The backup database, or index, keeps track of which files were backed up to which volume. Since the backup system can’t restore anything without this index, it becomes the single most important database in your environment. It is also the single point of failure in any backup system. As mentioned earlier, even if a volume is made with a format that is readable by a native utility, you still need the index to know what’s on it. The backup index is the greatest invention since someone created volume labels, but if it goes bad, you are out of luck.
Backup indexes usually are located on the central backup server, but they can be spread out to what is sometimes called "slave servers.” (A slave server would be one that is allowed to have backup devices.) One of the first questions you might ask is, “How big will this thing get?” The typical answer is .5 percent to 1 percent of the amount of data that is being backed up. That answer is very misleading, completely wrong, and totally irrelevant. The total size of the data that is being backed up has absolutely nothing to do with the database size. Let me state that again.
The total size of the data that is being backed up has absolutely nothing to do with the size of the backup database. It is the number of files being backed up, not their size, that determines the size of the database.
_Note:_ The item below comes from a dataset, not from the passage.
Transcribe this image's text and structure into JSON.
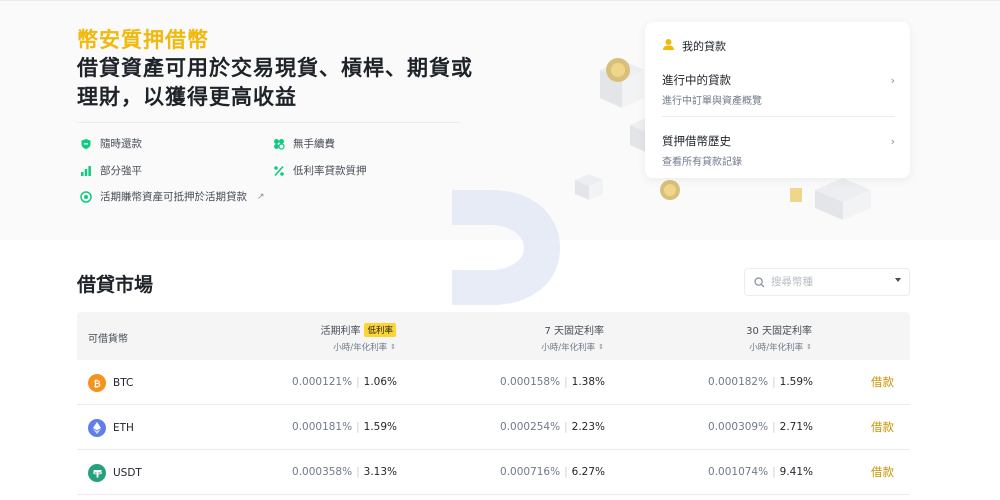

Each file that is backed up becomes a record in the index. That record will be the same size, regardless of how big the ...